Ignorance is defined as : the state or fact of being ignorant : lack of knowledge, education, or awareness. (Merriam-Webster dictionaary). Now to expound on this, let me state that in a normal world things are the way they are and in the world of lupus, things are not what they seem at all.
While I can excuse this lack of knowledge in some people, it is harder to do so in others who have been told the facts and have lived with them for years. In this instance, the ignorance is of their own choosing, their choice in the knowledge they have and choosing not to use it. Are you still with me here? In other words, if you have been told, shown and learned that lupus affects everyone differently, why would you all of a sudden expect someone with lupus to , for example, begin an exercise regimen during a particularly bad flare? Making the person feel inadequate because they have extreme fatigue and cannot keep up with their normal routine and have to take naps is not only ignorant, but can also be dangerous to their health if they do indeed try to appease your vision of “health”.
This is not to say that exercise is out of the question entirely, but, due to tha nature of the disease, some days just getting out of bed is all the exercise a lupus patient can deal with. To decide that the person is lazy and needs to work out more, is, in fact, ignorant. Let me explain this yet again, because apparently some of those out there have not heard or learned from the past and medical experts on this subject.

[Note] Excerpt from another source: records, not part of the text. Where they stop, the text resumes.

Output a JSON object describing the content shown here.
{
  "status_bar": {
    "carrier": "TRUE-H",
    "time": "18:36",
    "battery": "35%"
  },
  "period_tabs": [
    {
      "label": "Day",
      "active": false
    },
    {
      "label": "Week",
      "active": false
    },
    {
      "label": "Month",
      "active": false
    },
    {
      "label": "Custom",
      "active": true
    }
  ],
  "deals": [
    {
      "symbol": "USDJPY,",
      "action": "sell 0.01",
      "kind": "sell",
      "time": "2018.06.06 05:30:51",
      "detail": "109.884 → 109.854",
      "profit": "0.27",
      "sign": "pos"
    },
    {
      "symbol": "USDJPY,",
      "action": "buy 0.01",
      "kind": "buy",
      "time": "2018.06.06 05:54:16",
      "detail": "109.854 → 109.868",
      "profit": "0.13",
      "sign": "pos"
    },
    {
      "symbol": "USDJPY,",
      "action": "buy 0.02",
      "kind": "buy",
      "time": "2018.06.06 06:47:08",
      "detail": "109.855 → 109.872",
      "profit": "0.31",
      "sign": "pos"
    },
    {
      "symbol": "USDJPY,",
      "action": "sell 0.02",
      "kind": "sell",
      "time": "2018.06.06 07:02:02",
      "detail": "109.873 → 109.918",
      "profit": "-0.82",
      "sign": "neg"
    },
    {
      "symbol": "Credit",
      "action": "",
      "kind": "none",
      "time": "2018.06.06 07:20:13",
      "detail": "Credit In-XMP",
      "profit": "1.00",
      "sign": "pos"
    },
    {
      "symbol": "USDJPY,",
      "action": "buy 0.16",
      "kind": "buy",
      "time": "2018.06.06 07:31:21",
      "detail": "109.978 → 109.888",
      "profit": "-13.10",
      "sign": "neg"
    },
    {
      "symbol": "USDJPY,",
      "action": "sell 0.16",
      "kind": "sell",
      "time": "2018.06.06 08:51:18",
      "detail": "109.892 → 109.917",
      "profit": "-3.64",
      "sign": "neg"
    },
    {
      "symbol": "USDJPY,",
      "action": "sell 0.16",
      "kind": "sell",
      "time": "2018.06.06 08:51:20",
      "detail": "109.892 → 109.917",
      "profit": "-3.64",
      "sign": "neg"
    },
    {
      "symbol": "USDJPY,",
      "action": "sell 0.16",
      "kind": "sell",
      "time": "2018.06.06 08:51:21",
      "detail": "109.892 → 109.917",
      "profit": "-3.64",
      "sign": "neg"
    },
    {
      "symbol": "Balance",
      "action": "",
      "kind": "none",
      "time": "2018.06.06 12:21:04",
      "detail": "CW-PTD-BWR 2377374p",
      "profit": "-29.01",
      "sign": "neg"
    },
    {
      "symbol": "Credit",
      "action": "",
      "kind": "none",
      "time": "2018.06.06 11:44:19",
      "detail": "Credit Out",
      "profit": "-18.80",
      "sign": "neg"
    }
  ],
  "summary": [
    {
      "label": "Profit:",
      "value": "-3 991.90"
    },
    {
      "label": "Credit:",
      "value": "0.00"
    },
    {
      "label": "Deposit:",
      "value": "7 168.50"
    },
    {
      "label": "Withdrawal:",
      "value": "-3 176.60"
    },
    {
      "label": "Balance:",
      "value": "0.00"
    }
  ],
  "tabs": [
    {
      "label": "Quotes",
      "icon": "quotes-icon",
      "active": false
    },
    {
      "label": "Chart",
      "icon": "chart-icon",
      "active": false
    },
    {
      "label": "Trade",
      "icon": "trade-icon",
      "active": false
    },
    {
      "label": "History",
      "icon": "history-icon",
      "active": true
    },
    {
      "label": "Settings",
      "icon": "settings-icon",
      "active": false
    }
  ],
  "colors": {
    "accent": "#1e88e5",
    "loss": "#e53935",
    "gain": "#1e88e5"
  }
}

The Lupus Foundation of America states (in regards to rest and fatigue) the following:
Getting the proper amount of rest is extremely important for people with lupus, especially during periods of disease activity (flares). Damaged and inflamed muscles and joints require rest to heal. Rest is also vital in reducing fatigue. Although everyone has his or her own particular sleep requirements, at least seven hours of sleep a night is recommended for people with lupus. It is also important to be aware that too much sleep isn’t healthy, either. Spending all day in bed may make muscles weaker, which can contribute to feelings of fatigue. Napping during the day may be helpful and even necessary when lupus activity is causing a flare. Try to allow extra time in your daily schedule for rest.
This will be different for each person. When I am feeling good, I will do things, as I am able, and feel a sense of accomplishment. However, when I am in a flare, I do not need to be belittled or made to feel like the few things I do get done are not enough. This makes me feel worthless and can actually make the flare worse. Depression only hurts me, not helps me.
Here is a frequently asked question and answer from the LFA website:
I was diagnosed with systemic lupus. Are there any do’s or don’ts with regards to exercise?
Having lupus can make the demands of everyday life challenging. When lupus is active, symptoms of joint stiffness, pain, extreme fatigue, confusion, or depression can make even simple tasks difficult, and sometimes impossible. And, because you may not have any visible signs of disease, the people around you may not realize how much discomfort and pain you are experiencing, or they may not know that you are sick at all.
You should not ignore the limitations that come with this disease. But there are steps you can take to stay active with work, relationships, and events that enrich your life. These actions and strategies can lighten the burden of your illness and allow you to lead a life of accomplishment and achievement.
Just like everyone else, people with lupus need to exercise regularly or engage in some kind of movement, and most people with lupus can take part in some form of activity. All exercise plans should be discussed with your physician or exercise specialist in order to maximize results and minimize possible harm.
Activities such as walking, swimming, bicycling, low-impact aerobics, certain types of yoga, Pilates, stretching, or using an elliptical exercise machine will strengthen your bones and tone your muscles without aggravating inflamed joints, while also helping to lower the risk for developing osteoporosis. It’s also a good idea to vary the exercises, so that different muscle groups all get a regular workout.
If you are experiencing swollen joints or muscle pain, you should avoid or at least limit activities that may be demanding on joints and muscles, such as jogging, weightlifting, or high-impact aerobics.
If you find that you tire easily when you exercise, you should pace yourself. The most important thing to remember is to not give up exercising, as muscles that are not used will quickly become weak.
Regular exercise and even simple low-impact movement will:
- reduce or minimize stress
- help to keep your heart healthy
- improve muscle stiffness
- increase muscle strength
- help prevent osteoporosis
- increase your range of motion
So, while exercise is wonderful, each patient needs to know their limitations and those around them should respect that. As I stated before, some days just getting out of bed is a major accomplishment and on others, things can be as near normal as other people. When you are first diagnosed, learning these limitations takes time and learning to “listen” to your body. After many years of living with lupus, you are more aware of your limits and able to gauge how best to handle them.
I guess that is why I am so upset. I have had this disease for many years now, and I have coped with the challenges it brings. I have dealt with the ignorance of others, many of them family members, who think I am just being lazy and that sort of thing. However, in my own body, I have this war, that rages daily. Right now it is roaring out loud, making me miserable and extremely tired. Along with that I am grumpy too. Sorry if that offends you. Sorry if you think you know what is best for me. Sorry you will not listen or learn so you can show me the respect I deserve and the assistance I need. Most of all, I am sorry that you choose to be ignorant.
Thanks for letting me rant… sometimes it help getting it out.